So much in our lives has been disrupted that it can be disorienting. Just this week, several people told me they missed meetings because they “forgot what day it was.” If we are sheltering at home most days, they all can begin to run together. I believe this is one of the reasons we have holidays- to orient us in the year, and to create a contrast to our strange new “ordinary” days.
My own family has decided we will not travel this season. We are going to observe the holiday in our own households. I have no small amount of sadness about that- but I know that we forego being together in person this year so that we can celebrate together next year. Surely this strange thanksgiving of 2020 will stand out in our memories in years to come. Since the holiday will not be usual, we can’t count on the usual landmarks of the day, whatever they may be for your family. So I encourage you to proactively make a plan for how you will observe this very strange Thanksgiving.
Fortunately, we can be creative with our observances- while we respect tradition, we know that humans created those traditions and so we are empowered to make new ones. Maybe you will still dress in your holiday finest and sit down to Turkey dinner for one, or however many are in your household. Perhaps you’ll set your phone or computer at the other end of the table and share pumpkin pie with a friend or relative through video magic. Doesn’t feel right? Perhaps instead you will stay in your pajamas all day, order a pizza and watch a Star Trek marathon, enjoy the autumn day walking outside, or fold 1000 paper cranes. Here are some usual parts of a holiday observance to consider:
- Food: What food would feel special or comforting, decadent or healing?
- Dress: Is there something fun you don’t usually wear that might be fun or meaningful?
- Connecting: it is particularly important that we reach out to one another. Bring to mind folks who would make you feel better if you were sad, who would be fun to connect with if you were ready for fun. Bring to mind folks who might be lonely and would appreciate a call, text, video chat or letter from you.

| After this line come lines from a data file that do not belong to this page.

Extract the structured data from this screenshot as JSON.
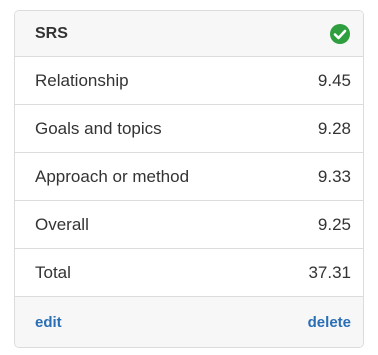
{
  "panel": {
    "title": "SRS",
    "status_icon": "check-circle-icon",
    "status_color": "#2e9e3e"
  },
  "rows": [
    {
      "label": "Relationship",
      "value": "9.45"
    },
    {
      "label": "Goals and topics",
      "value": "9.28"
    },
    {
      "label": "Approach or method",
      "value": "9.33"
    },
    {
      "label": "Overall",
      "value": "9.25"
    },
    {
      "label": "Total",
      "value": "37.31"
    }
  ],
  "actions": {
    "edit_label": "edit",
    "delete_label": "delete",
    "link_color": "#2a6fb6"
  }
}
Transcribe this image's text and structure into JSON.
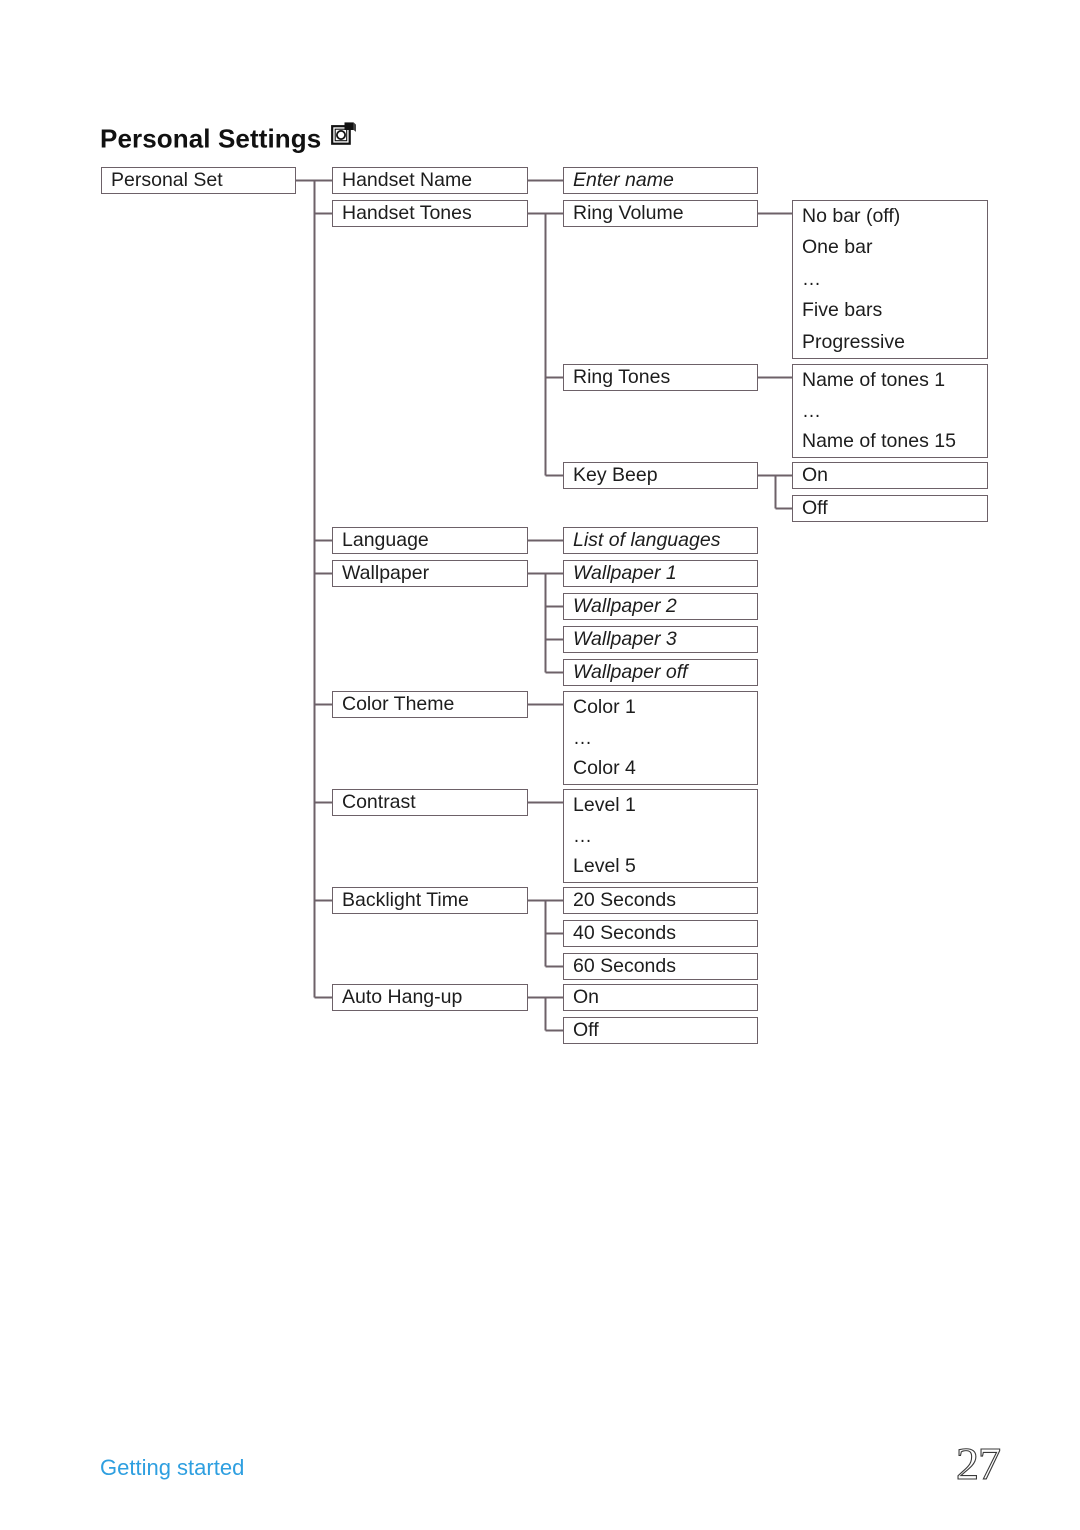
{
  "page": {
    "title": "Personal Settings",
    "title_icon": "personal-settings-icon",
    "footer_label": "Getting started",
    "page_number": "27",
    "footer_color": "#2e9fe0",
    "box_border_color": "#6d6168",
    "connector_color": "#6d6168"
  },
  "tree": {
    "root": {
      "label": "Personal Set"
    },
    "level1": [
      {
        "label": "Handset Name"
      },
      {
        "label": "Handset Tones"
      },
      {
        "label": "Language"
      },
      {
        "label": "Wallpaper"
      },
      {
        "label": "Color Theme"
      },
      {
        "label": "Contrast"
      },
      {
        "label": "Backlight Time"
      },
      {
        "label": "Auto Hang-up"
      }
    ],
    "handset_name_child": {
      "label": "Enter name",
      "italic": true
    },
    "handset_tones_children": [
      {
        "label": "Ring Volume"
      },
      {
        "label": "Ring Tones"
      },
      {
        "label": "Key Beep"
      }
    ],
    "ring_volume_options": [
      "No bar (off)",
      "One bar",
      "…",
      "Five bars",
      "Progressive"
    ],
    "ring_tones_options": [
      "Name of tones 1",
      "…",
      "Name of tones 15"
    ],
    "key_beep_options": [
      {
        "label": "On"
      },
      {
        "label": "Off"
      }
    ],
    "language_child": {
      "label": "List of languages",
      "italic": true
    },
    "wallpaper_children": [
      {
        "label": "Wallpaper 1",
        "italic": true
      },
      {
        "label": "Wallpaper 2",
        "italic": true
      },
      {
        "label": "Wallpaper 3",
        "italic": true
      },
      {
        "label": "Wallpaper off",
        "italic": true
      }
    ],
    "color_theme_options": [
      "Color 1",
      "…",
      "Color 4"
    ],
    "contrast_options": [
      "Level 1",
      "…",
      "Level 5"
    ],
    "backlight_children": [
      {
        "label": "20 Seconds"
      },
      {
        "label": "40 Seconds"
      },
      {
        "label": "60 Seconds"
      }
    ],
    "auto_hangup_children": [
      {
        "label": "On"
      },
      {
        "label": "Off"
      }
    ]
  }
}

- Decorating: Is there some way you’d like to change the space where you will spend Thanksgiving? You could bring in leaves and pinecones from the outside, or get out Gramma’s special occasion tablecloth, or make a blanket fort in the living room.
- Giving: Many observances are marked by finding ways to give. Donate money online or by check. Take a box of food to the local food pantry. Drop packages of pumpkin cookies on the porches of your neighbors and run away giggling.

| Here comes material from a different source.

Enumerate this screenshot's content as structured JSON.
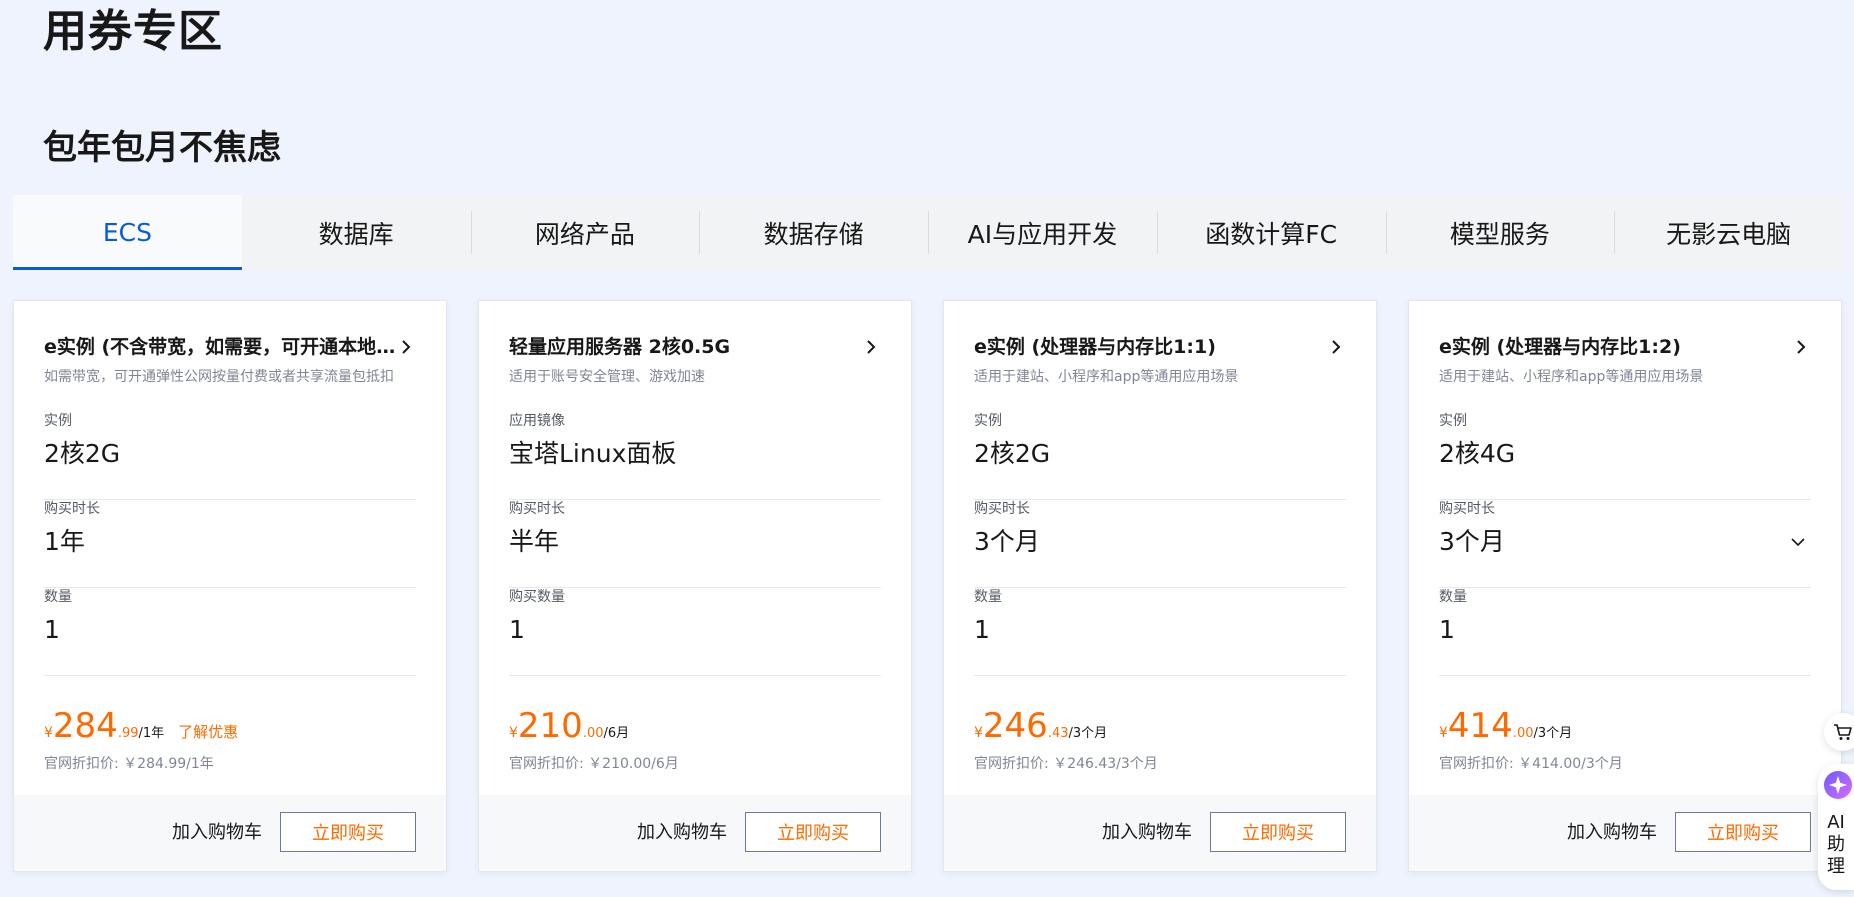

- History: the American Thanksgiving story we were taught in school does not acknowledge the painful and oppressive reality of the Indigenous peoples who lived on this land for thousands of years before colonists arrived. This day is observed as a Day of Mourning for many indigenous people. Consider taking some time to learn more about history, perhaps even joining into the UU Teach In on the subject.
- Gratitude: Scientists tell us that taking just a few minutes to call to mind things you are grateful for is good for both physical and mental health. Start small- food to eat, a roof over your head, people you care about who care about you…

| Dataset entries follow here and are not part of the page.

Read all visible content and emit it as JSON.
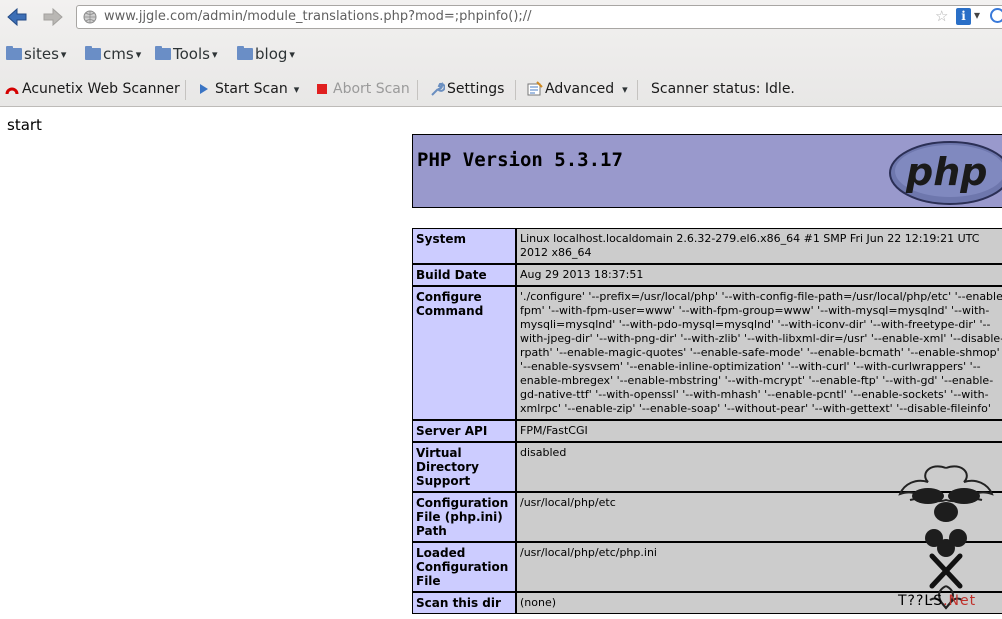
{
  "browser": {
    "url": "www.jjgle.com/admin/module_translations.php?mod=;phpinfo();//",
    "icons": [
      "back-arrow-icon",
      "forward-arrow-icon",
      "globe-icon",
      "star-icon",
      "addon-icon",
      "search-icon"
    ]
  },
  "bookmarks": [
    {
      "label": "sites"
    },
    {
      "label": "cms"
    },
    {
      "label": "Tools"
    },
    {
      "label": "blog"
    }
  ],
  "acunetix": {
    "brand": "Acunetix Web Scanner",
    "start_scan": "Start Scan",
    "abort_scan": "Abort Scan",
    "settings": "Settings",
    "advanced": "Advanced",
    "status": "Scanner status: Idle."
  },
  "page": {
    "start_text": "start",
    "php_version": "PHP Version 5.3.17",
    "logo_text": "php"
  },
  "info_rows": [
    {
      "key": "System",
      "value": "Linux localhost.localdomain 2.6.32-279.el6.x86_64 #1 SMP Fri Jun 22 12:19:21 UTC 2012 x86_64"
    },
    {
      "key": "Build Date",
      "value": "Aug 29 2013 18:37:51"
    },
    {
      "key": "Configure Command",
      "value": "'./configure' '--prefix=/usr/local/php' '--with-config-file-path=/usr/local/php/etc' '--enable-fpm' '--with-fpm-user=www' '--with-fpm-group=www' '--with-mysql=mysqlnd' '--with-mysqli=mysqlnd' '--with-pdo-mysql=mysqlnd' '--with-iconv-dir' '--with-freetype-dir' '--with-jpeg-dir' '--with-png-dir' '--with-zlib' '--with-libxml-dir=/usr' '--enable-xml' '--disable-rpath' '--enable-magic-quotes' '--enable-safe-mode' '--enable-bcmath' '--enable-shmop' '--enable-sysvsem' '--enable-inline-optimization' '--with-curl' '--with-curlwrappers' '--enable-mbregex' '--enable-mbstring' '--with-mcrypt' '--enable-ftp' '--with-gd' '--enable-gd-native-ttf' '--with-openssl' '--with-mhash' '--enable-pcntl' '--enable-sockets' '--with-xmlrpc' '--enable-zip' '--enable-soap' '--without-pear' '--with-gettext' '--disable-fileinfo'"
    },
    {
      "key": "Server API",
      "value": "FPM/FastCGI"
    },
    {
      "key": "Virtual Directory Support",
      "value": "disabled"
    },
    {
      "key": "Configuration File (php.ini) Path",
      "value": "/usr/local/php/etc"
    },
    {
      "key": "Loaded Configuration File",
      "value": "/usr/local/php/etc/php.ini"
    },
    {
      "key": "Scan this dir",
      "value": "(none)"
    }
  ],
  "watermark": {
    "text_main": "T??LS",
    "text_net": ".Net"
  },
  "colors": {
    "php_header": "#9999cc",
    "key_cell": "#ccccff",
    "value_cell": "#cccccc",
    "abort_red": "#e02020"
  }
}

When the holidays finally come, hold your plans loosely. Sometimes the thing we thought would make us giggle makes us sad. If you had meant to be solemn and mournful and find yourself giggling so be it. Give authority to the present moment. There are a lot of feelings to feel this year. Allow yourself permission to drop your plan and call a friend, take a walk, take a nap, and give yourself time to process whatever arises for you.
Blessings for your Holiday Observance.